Accordingly, with effect from June 28, 2016, royalties that are made in connection with a UK PE of a non-resident company will be deemed to have a UK source. The phrase "in connection with" is very broad, so HMRC has produced guidance on how, in practice, it would determine the quantum of royalties connected with a UK trade. In particular, according to HMRC, this would normally be by reference to sales made by the non-resident company through the UK PE (unless the royalty is determined by reference to a factor other than sales) and that an apportionment would need to be made where the intellectual property to which the royalty relates is not restricted to UK sales.
Non-resident companies within the scope of the DPT would not have an actual UK PE and therefore the deemed UK source royalty rule would not apply to them. The UK government did not want such companies to be advantaged over companies with actual PEs. As a result, non-resident companies liable to DPT are required to include within the calculation of the notional profits of an avoided PE an amount equal to the royalties that would have had a UK source had the avoided PE been an actual PE.
It is interesting to note that it is not strictly necessary for a deemed UK source royalty to also be deductible from the profits of the avoided PE. The tests are not the same, and HMRC has specifically acknowledged this. However, where the royalty would also be deductible for the avoided PE, the extra DPT charge effectively cancels that deduction.
As noted above, this interaction mechanism could result in a higher overall tax imposed for non-resident companies paying royalties outside the group. Having said that, HMRC says in its guidance that the rate of DPT is higher than corporation tax to encourage businesses within DPT to change those arrangements (so as not to be liable for DPT) and to start paying corporation tax in line with economic activity. So it may be that the possibility of an extra layer of tax in this context is merely intended to heighten that threat.

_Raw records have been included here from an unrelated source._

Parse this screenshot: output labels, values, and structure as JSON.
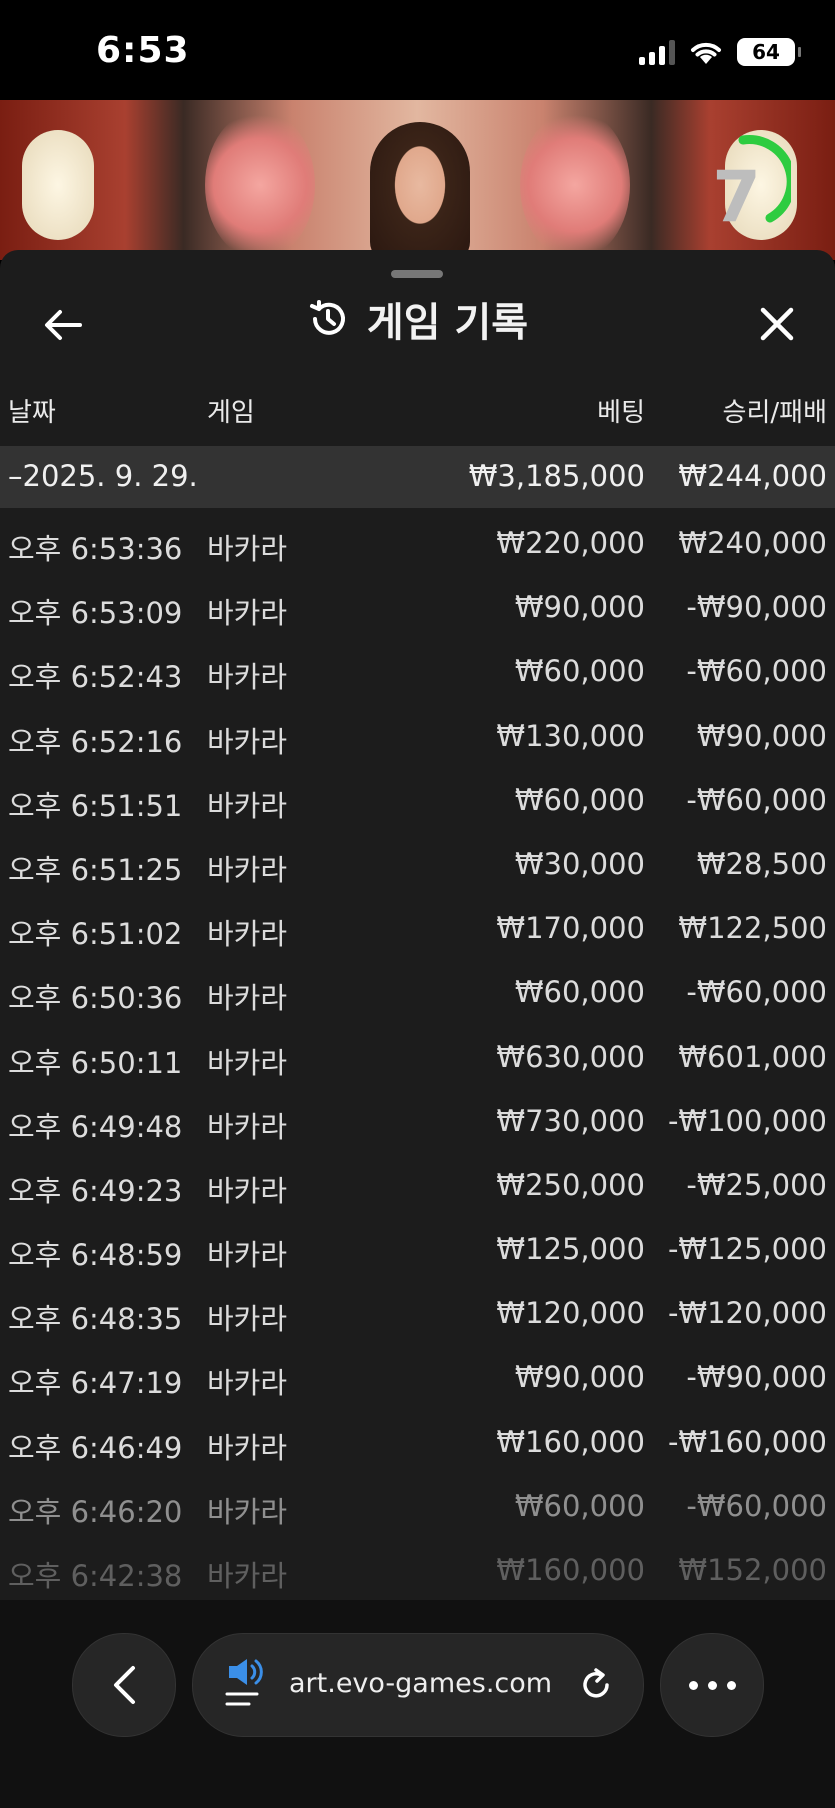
{
  "status_bar": {
    "time": "6:53",
    "battery": "64"
  },
  "video": {
    "countdown": "7"
  },
  "panel": {
    "title": "게임 기록",
    "columns": {
      "date": "날짜",
      "game": "게임",
      "bet": "베팅",
      "win_loss": "승리/패배"
    },
    "summary": {
      "date": "–2025. 9. 29.",
      "bet": "₩3,185,000",
      "win_loss": "₩244,000"
    },
    "rows": [
      {
        "time": "오후 6:53:36",
        "game": "바카라",
        "bet": "₩220,000",
        "result": "₩240,000"
      },
      {
        "time": "오후 6:53:09",
        "game": "바카라",
        "bet": "₩90,000",
        "result": "-₩90,000"
      },
      {
        "time": "오후 6:52:43",
        "game": "바카라",
        "bet": "₩60,000",
        "result": "-₩60,000"
      },
      {
        "time": "오후 6:52:16",
        "game": "바카라",
        "bet": "₩130,000",
        "result": "₩90,000"
      },
      {
        "time": "오후 6:51:51",
        "game": "바카라",
        "bet": "₩60,000",
        "result": "-₩60,000"
      },
      {
        "time": "오후 6:51:25",
        "game": "바카라",
        "bet": "₩30,000",
        "result": "₩28,500"
      },
      {
        "time": "오후 6:51:02",
        "game": "바카라",
        "bet": "₩170,000",
        "result": "₩122,500"
      },
      {
        "time": "오후 6:50:36",
        "game": "바카라",
        "bet": "₩60,000",
        "result": "-₩60,000"
      },
      {
        "time": "오후 6:50:11",
        "game": "바카라",
        "bet": "₩630,000",
        "result": "₩601,000"
      },
      {
        "time": "오후 6:49:48",
        "game": "바카라",
        "bet": "₩730,000",
        "result": "-₩100,000"
      },
      {
        "time": "오후 6:49:23",
        "game": "바카라",
        "bet": "₩250,000",
        "result": "-₩25,000"
      },
      {
        "time": "오후 6:48:59",
        "game": "바카라",
        "bet": "₩125,000",
        "result": "-₩125,000"
      },
      {
        "time": "오후 6:48:35",
        "game": "바카라",
        "bet": "₩120,000",
        "result": "-₩120,000"
      },
      {
        "time": "오후 6:47:19",
        "game": "바카라",
        "bet": "₩90,000",
        "result": "-₩90,000"
      },
      {
        "time": "오후 6:46:49",
        "game": "바카라",
        "bet": "₩160,000",
        "result": "-₩160,000"
      },
      {
        "time": "오후 6:46:20",
        "game": "바카라",
        "bet": "₩60,000",
        "result": "-₩60,000"
      },
      {
        "time": "오후 6:42:38",
        "game": "바카라",
        "bet": "₩160,000",
        "result": "₩152,000"
      }
    ]
  },
  "browser": {
    "url": "art.evo-games.com"
  },
  "colors": {
    "panel_bg": "#1c1c1c",
    "summary_bg": "#333333",
    "timer_green": "#2ecc40"
  }
}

Illustrative example: A Dutch BV that is non-resident for UK tax purposes contracts with customers in the UK for the sale of its products

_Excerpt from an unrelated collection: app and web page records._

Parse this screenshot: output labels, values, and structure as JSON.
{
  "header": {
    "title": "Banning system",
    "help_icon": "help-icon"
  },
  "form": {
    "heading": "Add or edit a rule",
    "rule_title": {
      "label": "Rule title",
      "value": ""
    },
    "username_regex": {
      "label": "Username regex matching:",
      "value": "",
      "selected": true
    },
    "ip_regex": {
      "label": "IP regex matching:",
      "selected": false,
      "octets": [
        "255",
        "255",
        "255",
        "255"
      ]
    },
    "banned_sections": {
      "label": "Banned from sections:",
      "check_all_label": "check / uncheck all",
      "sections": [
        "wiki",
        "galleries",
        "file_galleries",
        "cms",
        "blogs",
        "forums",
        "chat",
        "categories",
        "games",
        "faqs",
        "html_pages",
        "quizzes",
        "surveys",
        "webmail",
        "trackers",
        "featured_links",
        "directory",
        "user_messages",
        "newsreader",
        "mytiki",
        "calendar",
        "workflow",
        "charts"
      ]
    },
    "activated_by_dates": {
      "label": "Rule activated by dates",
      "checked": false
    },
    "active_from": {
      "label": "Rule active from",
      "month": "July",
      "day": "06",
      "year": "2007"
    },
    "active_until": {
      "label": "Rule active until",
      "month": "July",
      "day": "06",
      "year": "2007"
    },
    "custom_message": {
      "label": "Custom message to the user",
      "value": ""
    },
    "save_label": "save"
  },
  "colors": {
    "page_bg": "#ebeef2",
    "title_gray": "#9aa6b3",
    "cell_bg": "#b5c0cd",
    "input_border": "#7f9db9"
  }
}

In this example, the Dutch BV uses a related company in the UK to provide sales and marketing support. However, the related company stops short of concluding contracts on behalf of the Dutch BV and thus does not create a UK PE for the Dutch BV. Royalties are paid to an unconnected company (IP Co) for the right to use the brand. IP Co is based in a tax haven jurisdiction that has no treaty with the UK that would afford relief from royalty WHT. Assume that the Dutch BV meets all of the conditions to be caught by the DPT. Assume that payment of the royalty enables the Dutch BV to make sales in both France and the UK, but that UK sales account for 50 percent of total sales.
Assume that the royalty for the relevant period was £2 million, only £1 million of which is deemed to have a UK source for royalty WHT purposes (given that the UK represents 50 percent of total sales). Assume the profits of the avoided PE would be £5 million if it had a UK PE (taking into account a deduction of £1 million for the royalty under transfer pricing principles).
The Dutch CV would be liable for DPT of £1.25 million on its avoided PE profits (i.e., 25 percent on profits of £5 million) plus an extra £250,000 on the avoided deemed UK source royalties (i.e., 25 percent on £1 million). This extra DPT charge effectively offsets the benefit of the royalty deduction.
Assuming the Dutch BV cannot pass the extra DPT charge on to the unconnected tax haven company under the brand license agreement, that tax haven company would have effectively saved £200,000 of WHT on the £1 million royalty as a result of this interaction mechanism.
Find out more about the interaction between these two tax regimes by contacting the author.